A modern relic
THERE IS no state-of-the-art media room, no marble spa bathroom, nor some of the other luxuries one might expect at the home of “High School Musical” creator Bill Borden and modern architect Melinda Gray. Their Santa Monica house is a simple ranch, a 100-foot-long rectangle fronted by a loggia, its seven archways formed of fat bricks salvaged from an old kiln. “Our kids go to the same school as Jamie Lee Curtis’, and when she came over, she said, ‘You’re like hippies who made enough money to buy a big house,’ ” Borden says. “It’s just not a fancy house.”
The once-ramshackle hacienda was built by a Swedish boat builder in 1932 for Leo Carrillo, the cowboy movie star best known as Pancho, sidekick to TV’s Cisco Kid. Lesser folk might have restored the fanciful structure as a period piece or just torn it down, but those options were anathema to self-proclaimed “complete modernists” Borden and Gray, who instead applied their contemporary design sensibility while preserving the integrity of the vernacular architecture.
As the producer who launched the MTV musical “The American Mall” this week and the creative force behind Gray Matter Architecture, the couple didn’t lack for resources or imagination. Nonetheless, it was a challenge reconciling what the house had been and what they wanted it to become.
“When we first bought it, one side of me secretly hoped an earthquake would bring the house down,” Gray says with a laugh.
“With every change I have had to ask myself, what will I do here that makes the most sense while trying to be honest about how it was in the beginning?”
With thick adobe walls, low tile roof and long eaves that make air-conditioning unnecessary, the house was green for its time. But it also had been cast into shadow by mature oaks and nearby mountains. “I couldn’t even read a book in the daytime,” Gray says. “It really needed natural light.”
She installed a skylight that floods the living room with sunshine, illuminating wooden trusses and beams. The kitchen, closed off and claustrophobic, became more airy once a wall was removed and another skylight added. New open shelving, poured concrete islands and an unrestricted flow into the adjacent work space and lounge created a great room with a Spanish accent.
In the loggia, Gray hired retail storefront glaziers to painstakingly fit glass into the brick arches. For the larger openings, she designed steel walkout doors and a 10-by-6 1/2 -foot window on a sliding track.
“Weather-stripping it was the trickiest part,” Gray says. “But we live in California. So what if a little fresh air sneaks in?”
That is the allure, Borden says. “I like the style of living outdoors and being connected to nature, that any moment you can be anywhere in the house and just step outside,” he says.
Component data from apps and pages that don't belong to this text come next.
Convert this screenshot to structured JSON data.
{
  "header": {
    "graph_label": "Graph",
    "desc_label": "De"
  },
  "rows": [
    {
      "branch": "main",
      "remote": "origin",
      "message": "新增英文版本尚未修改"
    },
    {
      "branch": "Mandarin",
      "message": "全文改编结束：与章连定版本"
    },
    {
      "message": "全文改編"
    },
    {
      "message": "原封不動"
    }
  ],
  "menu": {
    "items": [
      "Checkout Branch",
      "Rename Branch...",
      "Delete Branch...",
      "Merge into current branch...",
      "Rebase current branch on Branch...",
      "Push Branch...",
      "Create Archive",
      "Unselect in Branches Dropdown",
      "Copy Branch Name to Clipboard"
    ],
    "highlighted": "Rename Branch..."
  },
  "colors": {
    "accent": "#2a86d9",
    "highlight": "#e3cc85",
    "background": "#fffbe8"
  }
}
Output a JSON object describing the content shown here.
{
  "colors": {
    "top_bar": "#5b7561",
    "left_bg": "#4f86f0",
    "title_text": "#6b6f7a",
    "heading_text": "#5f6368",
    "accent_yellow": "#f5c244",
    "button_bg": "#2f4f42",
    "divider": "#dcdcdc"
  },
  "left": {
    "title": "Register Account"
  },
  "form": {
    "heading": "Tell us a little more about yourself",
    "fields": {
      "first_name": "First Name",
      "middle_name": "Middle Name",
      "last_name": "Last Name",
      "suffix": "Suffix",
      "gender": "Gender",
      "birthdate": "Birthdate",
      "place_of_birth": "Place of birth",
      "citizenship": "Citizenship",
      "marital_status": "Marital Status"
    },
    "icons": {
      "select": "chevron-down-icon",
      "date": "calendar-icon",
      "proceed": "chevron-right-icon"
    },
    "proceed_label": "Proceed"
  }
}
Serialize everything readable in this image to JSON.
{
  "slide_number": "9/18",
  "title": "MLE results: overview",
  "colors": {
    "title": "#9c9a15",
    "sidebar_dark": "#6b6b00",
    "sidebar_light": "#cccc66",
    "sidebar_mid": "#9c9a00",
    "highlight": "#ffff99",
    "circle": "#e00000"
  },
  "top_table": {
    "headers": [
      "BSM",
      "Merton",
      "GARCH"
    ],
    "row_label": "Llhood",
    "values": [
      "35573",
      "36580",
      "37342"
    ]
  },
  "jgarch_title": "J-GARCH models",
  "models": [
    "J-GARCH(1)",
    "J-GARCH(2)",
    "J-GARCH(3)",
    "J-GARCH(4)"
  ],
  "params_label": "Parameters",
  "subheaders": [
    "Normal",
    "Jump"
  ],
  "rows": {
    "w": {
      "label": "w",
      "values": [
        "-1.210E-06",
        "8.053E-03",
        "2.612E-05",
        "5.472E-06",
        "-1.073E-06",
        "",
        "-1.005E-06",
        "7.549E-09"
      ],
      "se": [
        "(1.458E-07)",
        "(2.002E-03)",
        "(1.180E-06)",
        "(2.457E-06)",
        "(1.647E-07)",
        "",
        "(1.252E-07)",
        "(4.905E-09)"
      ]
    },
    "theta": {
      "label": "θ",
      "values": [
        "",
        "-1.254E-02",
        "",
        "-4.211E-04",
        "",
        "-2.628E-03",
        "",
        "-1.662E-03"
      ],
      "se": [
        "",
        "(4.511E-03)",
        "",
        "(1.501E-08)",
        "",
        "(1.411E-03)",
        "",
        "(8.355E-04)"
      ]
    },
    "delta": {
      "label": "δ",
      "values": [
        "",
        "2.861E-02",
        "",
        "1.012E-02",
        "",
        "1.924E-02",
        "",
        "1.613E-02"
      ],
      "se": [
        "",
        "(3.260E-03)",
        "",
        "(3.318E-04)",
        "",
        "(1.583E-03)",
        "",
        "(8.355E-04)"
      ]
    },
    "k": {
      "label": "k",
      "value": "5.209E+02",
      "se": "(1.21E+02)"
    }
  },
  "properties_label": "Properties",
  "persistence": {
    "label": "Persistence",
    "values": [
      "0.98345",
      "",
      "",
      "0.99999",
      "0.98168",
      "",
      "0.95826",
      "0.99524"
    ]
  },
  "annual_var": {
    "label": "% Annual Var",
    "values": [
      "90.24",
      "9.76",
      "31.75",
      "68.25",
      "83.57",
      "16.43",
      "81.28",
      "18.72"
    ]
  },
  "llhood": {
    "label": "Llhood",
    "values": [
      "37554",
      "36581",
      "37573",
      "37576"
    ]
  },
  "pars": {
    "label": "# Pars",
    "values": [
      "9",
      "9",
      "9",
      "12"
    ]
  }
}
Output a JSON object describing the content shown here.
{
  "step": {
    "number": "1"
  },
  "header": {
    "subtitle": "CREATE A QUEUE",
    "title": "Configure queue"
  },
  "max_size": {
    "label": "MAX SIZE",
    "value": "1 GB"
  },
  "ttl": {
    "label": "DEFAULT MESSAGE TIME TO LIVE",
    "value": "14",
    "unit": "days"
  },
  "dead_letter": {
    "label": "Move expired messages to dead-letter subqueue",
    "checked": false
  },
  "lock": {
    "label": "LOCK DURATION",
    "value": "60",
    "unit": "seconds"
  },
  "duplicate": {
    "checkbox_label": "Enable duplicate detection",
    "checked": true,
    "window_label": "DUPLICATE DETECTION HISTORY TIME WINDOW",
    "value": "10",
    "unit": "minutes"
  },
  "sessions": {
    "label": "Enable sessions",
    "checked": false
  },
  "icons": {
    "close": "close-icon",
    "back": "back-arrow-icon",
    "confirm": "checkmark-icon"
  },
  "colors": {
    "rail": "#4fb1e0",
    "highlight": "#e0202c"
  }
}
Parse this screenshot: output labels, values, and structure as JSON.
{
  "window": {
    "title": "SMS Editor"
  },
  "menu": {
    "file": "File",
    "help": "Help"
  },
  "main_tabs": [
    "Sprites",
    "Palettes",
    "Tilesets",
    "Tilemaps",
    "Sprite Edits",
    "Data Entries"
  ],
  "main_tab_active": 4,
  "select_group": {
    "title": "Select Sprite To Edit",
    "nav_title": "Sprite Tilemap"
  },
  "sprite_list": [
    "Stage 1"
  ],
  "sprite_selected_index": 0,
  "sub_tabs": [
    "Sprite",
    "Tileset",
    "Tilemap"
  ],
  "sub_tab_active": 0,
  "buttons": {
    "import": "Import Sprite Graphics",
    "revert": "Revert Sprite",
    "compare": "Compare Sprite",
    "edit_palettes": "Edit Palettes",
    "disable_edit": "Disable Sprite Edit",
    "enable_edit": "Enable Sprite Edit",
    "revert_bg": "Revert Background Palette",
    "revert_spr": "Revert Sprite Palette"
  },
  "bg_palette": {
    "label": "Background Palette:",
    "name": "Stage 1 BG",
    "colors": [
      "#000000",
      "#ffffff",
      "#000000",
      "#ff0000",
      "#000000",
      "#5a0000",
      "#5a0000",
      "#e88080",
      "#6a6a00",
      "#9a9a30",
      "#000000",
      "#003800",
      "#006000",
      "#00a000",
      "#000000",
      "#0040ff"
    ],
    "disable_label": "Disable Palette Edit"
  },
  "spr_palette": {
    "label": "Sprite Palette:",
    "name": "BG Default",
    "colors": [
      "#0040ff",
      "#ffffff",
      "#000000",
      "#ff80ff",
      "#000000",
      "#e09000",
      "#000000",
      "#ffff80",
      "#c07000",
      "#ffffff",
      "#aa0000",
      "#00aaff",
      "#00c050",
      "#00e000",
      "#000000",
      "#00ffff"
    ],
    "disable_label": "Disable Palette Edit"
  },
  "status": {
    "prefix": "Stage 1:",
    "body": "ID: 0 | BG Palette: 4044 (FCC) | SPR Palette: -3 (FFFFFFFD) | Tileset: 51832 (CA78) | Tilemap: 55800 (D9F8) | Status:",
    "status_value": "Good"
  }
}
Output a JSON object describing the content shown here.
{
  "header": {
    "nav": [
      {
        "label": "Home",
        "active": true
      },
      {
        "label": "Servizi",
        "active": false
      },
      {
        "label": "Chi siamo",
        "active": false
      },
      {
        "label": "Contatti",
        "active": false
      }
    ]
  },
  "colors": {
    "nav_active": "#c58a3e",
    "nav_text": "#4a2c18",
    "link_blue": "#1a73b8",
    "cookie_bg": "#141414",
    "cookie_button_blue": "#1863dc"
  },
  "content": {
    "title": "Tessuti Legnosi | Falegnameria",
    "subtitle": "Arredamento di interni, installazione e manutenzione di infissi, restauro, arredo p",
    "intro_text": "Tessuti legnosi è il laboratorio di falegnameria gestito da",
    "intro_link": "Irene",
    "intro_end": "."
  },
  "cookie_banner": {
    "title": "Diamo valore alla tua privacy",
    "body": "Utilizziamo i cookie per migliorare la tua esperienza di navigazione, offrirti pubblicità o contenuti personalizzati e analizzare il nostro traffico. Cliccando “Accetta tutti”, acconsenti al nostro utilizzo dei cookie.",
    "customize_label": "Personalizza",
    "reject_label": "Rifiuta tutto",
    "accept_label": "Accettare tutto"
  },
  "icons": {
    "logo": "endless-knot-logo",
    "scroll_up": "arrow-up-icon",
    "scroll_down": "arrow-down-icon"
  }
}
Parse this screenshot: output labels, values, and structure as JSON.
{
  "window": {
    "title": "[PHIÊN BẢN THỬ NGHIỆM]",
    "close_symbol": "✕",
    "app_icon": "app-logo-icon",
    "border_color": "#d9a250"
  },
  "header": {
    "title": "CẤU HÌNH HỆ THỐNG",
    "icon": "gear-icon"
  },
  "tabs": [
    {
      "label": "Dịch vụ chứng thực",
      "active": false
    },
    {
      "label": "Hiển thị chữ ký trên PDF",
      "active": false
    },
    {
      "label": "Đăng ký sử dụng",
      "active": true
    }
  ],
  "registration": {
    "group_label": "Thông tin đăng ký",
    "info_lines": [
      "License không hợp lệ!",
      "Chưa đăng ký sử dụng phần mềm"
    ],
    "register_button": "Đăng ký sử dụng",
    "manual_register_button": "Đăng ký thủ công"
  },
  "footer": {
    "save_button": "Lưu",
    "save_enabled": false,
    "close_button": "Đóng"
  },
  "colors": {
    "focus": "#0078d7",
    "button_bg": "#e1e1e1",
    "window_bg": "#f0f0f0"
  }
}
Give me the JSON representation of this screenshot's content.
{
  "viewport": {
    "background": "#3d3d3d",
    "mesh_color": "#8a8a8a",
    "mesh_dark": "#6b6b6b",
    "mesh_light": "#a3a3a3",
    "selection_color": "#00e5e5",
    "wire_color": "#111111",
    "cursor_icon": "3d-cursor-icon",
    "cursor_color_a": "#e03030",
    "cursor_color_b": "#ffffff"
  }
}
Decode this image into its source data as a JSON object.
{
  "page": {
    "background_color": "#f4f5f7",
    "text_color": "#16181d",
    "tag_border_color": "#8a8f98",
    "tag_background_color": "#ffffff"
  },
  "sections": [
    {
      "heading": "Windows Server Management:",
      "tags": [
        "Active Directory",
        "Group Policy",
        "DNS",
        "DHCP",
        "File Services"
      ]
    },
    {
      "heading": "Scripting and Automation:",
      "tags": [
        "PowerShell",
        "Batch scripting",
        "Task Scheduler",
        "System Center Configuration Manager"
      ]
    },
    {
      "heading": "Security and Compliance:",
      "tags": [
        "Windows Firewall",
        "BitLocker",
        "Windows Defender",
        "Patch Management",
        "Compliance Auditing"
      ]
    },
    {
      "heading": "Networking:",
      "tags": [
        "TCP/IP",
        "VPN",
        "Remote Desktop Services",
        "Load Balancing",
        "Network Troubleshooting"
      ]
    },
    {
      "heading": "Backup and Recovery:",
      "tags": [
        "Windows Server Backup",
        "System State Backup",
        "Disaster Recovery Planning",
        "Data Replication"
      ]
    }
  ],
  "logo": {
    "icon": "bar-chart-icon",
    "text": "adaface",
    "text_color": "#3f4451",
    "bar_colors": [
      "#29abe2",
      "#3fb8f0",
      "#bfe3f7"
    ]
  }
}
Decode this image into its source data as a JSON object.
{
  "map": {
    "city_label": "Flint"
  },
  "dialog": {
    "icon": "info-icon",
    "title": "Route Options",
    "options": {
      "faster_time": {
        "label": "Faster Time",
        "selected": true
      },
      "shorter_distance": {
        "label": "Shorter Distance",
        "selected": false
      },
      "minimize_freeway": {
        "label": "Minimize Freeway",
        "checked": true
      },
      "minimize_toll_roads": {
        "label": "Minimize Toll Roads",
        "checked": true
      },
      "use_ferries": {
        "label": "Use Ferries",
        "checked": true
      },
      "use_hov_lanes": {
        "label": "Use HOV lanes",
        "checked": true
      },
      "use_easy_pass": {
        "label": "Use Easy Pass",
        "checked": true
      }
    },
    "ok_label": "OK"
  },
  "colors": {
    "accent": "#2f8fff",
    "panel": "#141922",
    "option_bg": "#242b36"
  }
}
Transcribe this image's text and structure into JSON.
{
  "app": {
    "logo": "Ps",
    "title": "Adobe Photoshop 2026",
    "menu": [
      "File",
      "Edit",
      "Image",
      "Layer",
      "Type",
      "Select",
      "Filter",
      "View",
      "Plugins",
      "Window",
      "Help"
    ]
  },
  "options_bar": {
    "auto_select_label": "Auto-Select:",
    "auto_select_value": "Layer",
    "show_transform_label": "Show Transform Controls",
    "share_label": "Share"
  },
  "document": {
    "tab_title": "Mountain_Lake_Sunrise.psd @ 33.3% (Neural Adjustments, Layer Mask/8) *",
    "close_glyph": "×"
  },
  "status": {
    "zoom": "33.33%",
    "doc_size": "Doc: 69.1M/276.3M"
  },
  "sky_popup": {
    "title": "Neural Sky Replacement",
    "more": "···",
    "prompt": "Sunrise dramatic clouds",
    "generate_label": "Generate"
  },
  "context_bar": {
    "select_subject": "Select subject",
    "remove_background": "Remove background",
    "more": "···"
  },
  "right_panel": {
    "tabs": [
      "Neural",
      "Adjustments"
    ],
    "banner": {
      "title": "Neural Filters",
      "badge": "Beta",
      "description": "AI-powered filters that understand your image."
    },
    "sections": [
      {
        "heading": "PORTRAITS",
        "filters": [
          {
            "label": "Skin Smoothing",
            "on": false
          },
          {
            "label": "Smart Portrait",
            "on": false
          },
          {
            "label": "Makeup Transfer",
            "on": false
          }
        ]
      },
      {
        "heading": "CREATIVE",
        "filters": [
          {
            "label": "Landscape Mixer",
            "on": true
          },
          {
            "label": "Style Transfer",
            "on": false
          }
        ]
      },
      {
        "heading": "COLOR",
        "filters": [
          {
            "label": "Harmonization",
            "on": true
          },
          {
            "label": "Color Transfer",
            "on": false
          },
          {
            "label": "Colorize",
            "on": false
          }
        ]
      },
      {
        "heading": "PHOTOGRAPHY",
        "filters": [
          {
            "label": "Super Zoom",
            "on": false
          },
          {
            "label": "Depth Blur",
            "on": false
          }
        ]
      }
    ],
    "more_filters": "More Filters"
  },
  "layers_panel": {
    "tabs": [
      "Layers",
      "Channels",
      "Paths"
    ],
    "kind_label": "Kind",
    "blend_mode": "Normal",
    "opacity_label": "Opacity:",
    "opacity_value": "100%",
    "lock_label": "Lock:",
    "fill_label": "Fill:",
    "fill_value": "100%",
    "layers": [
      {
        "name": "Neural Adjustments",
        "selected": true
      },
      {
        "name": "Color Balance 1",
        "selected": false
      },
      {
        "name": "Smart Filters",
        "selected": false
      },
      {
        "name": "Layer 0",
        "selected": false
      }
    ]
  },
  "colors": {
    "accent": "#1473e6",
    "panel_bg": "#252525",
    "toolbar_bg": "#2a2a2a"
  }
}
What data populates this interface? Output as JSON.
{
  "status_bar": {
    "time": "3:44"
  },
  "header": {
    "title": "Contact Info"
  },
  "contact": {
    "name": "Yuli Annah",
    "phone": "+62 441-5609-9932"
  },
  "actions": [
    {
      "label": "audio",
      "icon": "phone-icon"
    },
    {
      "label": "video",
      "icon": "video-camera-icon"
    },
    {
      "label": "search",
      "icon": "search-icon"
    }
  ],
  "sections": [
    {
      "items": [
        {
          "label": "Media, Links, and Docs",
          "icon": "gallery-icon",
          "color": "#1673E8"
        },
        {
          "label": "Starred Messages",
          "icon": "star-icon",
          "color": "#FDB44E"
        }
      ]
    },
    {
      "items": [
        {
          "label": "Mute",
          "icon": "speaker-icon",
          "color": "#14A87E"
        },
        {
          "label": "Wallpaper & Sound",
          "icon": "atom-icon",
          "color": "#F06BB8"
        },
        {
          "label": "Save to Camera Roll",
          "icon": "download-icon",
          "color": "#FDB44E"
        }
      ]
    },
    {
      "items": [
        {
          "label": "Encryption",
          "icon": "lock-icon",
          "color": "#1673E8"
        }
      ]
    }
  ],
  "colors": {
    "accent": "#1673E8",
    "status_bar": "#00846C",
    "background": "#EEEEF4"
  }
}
The newly enclosed loggia not only brought in light and ventilation but also provided a much-needed hall for the house, which is laid out like a railroad flat. At 7 feet wide, the loggia also allowed the couple to create multiple seating areas in a space where Carrillo’s wooden saddle hooks are still lodged in the wall.
At one end of the loggia lies a meditation nook. In the center, a Biedermeier dining table and Swedish country chairs sit under a fanciful umbrella light reminiscent of a Fortuny lamp. Nearby, a daybed looks out to the new pool Gray designed.
Larger pieces of furniture proved problematic because of the low ceiling and the way the floor, once outdoors, slopes for drainage.
“Things that sit on the ground, without legs, seemed to be more forgiving,” Gray says, pointing out a pair of vibrant orange, floor-hugging Togo love seats by Ligne Roset.
She may be the detail-driven innovator, fitting rectangular doors into arches, constructing massive barn doors on sliding tracks and painting faux grout lines on poured concrete floors to give them the appearance of pavers. But her husband comes with his own set of design skills. With their three sons, the couple built furniture from laminated plywood and leftover doors recycled from film sets.
For both, updating the house has provided more than an opportunity to fool around with unusual materials. Though she has no intention of shifting her style to adobe modern, Gray admits that the process has influenced her work, particularly in how she orients a home on its site. For Borden, home is now a rustic relic transformed into a contemporary indoor-outdoor space.
“The house combines the modern and the 1930s and still works,” Borden says. “Melinda has honored the tradition by introducing it to her architectural language.”
The other night, when Borden was sitting on the daybed Gray designed and he built, the sliding door open to the cool air, the analogy hit him: The sheet of glass was like what one would see at a contemporary museum.
“A modern display case showing off an old piece of work,” he says, “in a whole new context.”